WHAT IS EXPECTED: Where an entry contains an image, leave the image out; restate everything else exactly.

SOURCE MATERIAL:
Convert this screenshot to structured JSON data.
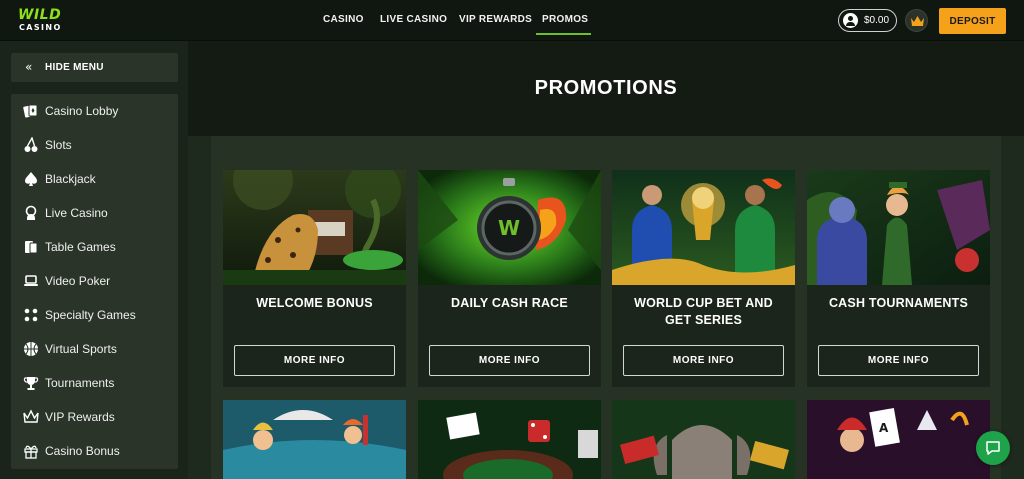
{
  "brand": {
    "logo_top": "WILD",
    "logo_bottom": "CASINO"
  },
  "nav": [
    {
      "label": "CASINO"
    },
    {
      "label": "LIVE CASINO"
    },
    {
      "label": "VIP REWARDS"
    },
    {
      "label": "PROMOS",
      "active": true
    }
  ],
  "header": {
    "balance": "$0.00",
    "deposit_label": "DEPOSIT"
  },
  "sidebar": {
    "hide_menu_label": "HIDE MENU",
    "items": [
      {
        "label": "Casino Lobby",
        "icon": "cards-icon"
      },
      {
        "label": "Slots",
        "icon": "cherries-icon"
      },
      {
        "label": "Blackjack",
        "icon": "spade-icon"
      },
      {
        "label": "Live Casino",
        "icon": "dealer-icon"
      },
      {
        "label": "Table Games",
        "icon": "table-cards-icon"
      },
      {
        "label": "Video Poker",
        "icon": "laptop-icon"
      },
      {
        "label": "Specialty Games",
        "icon": "dice-icon"
      },
      {
        "label": "Virtual Sports",
        "icon": "basketball-icon"
      },
      {
        "label": "Tournaments",
        "icon": "trophy-icon"
      },
      {
        "label": "VIP Rewards",
        "icon": "crown-icon"
      },
      {
        "label": "Casino Bonus",
        "icon": "gift-icon"
      }
    ]
  },
  "main": {
    "title": "PROMOTIONS",
    "promos": [
      {
        "title": "WELCOME BONUS",
        "button": "MORE INFO"
      },
      {
        "title": "DAILY CASH RACE",
        "button": "MORE INFO"
      },
      {
        "title": "WORLD CUP BET AND GET SERIES",
        "button": "MORE INFO"
      },
      {
        "title": "CASH TOURNAMENTS",
        "button": "MORE INFO"
      }
    ]
  },
  "colors": {
    "accent": "#6fbf2a",
    "deposit": "#f6a11a",
    "chat": "#1fa34a"
  }
}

WRITTEN REPLY:
Convert this screenshot to structured JSON data.
{
  "brand": {
    "logo_top": "WILD",
    "logo_bottom": "CASINO"
  },
  "nav": [
    {
      "label": "CASINO"
    },
    {
      "label": "LIVE CASINO"
    },
    {
      "label": "VIP REWARDS"
    },
    {
      "label": "PROMOS",
      "active": true
    }
  ],
  "header": {
    "balance": "$0.00",
    "deposit_label": "DEPOSIT"
  },
  "sidebar": {
    "hide_menu_label": "HIDE MENU",
    "items": [
      {
        "label": "Casino Lobby",
        "icon": "cards-icon"
      },
      {
        "label": "Slots",
        "icon": "cherries-icon"
      },
      {
        "label": "Blackjack",
        "icon": "spade-icon"
      },
      {
        "label": "Live Casino",
        "icon": "dealer-icon"
      },
      {
        "label": "Table Games",
        "icon": "table-cards-icon"
      },
      {
        "label": "Video Poker",
        "icon": "laptop-icon"
      },
      {
        "label": "Specialty Games",
        "icon": "dice-icon"
      },
      {
        "label": "Virtual Sports",
        "icon": "basketball-icon"
      },
      {
        "label": "Tournaments",
        "icon": "trophy-icon"
      },
      {
        "label": "VIP Rewards",
        "icon": "crown-icon"
      },
      {
        "label": "Casino Bonus",
        "icon": "gift-icon"
      }
    ]
  },
  "main": {
    "title": "PROMOTIONS",
    "promos": [
      {
        "title": "WELCOME BONUS",
        "button": "MORE INFO"
      },
      {
        "title": "DAILY CASH RACE",
        "button": "MORE INFO"
      },
      {
        "title": "WORLD CUP BET AND GET SERIES",
        "button": "MORE INFO"
      },
      {
        "title": "CASH TOURNAMENTS",
        "button": "MORE INFO"
      }
    ]
  },
  "colors": {
    "accent": "#6fbf2a",
    "deposit": "#f6a11a",
    "chat": "#1fa34a"
  }
}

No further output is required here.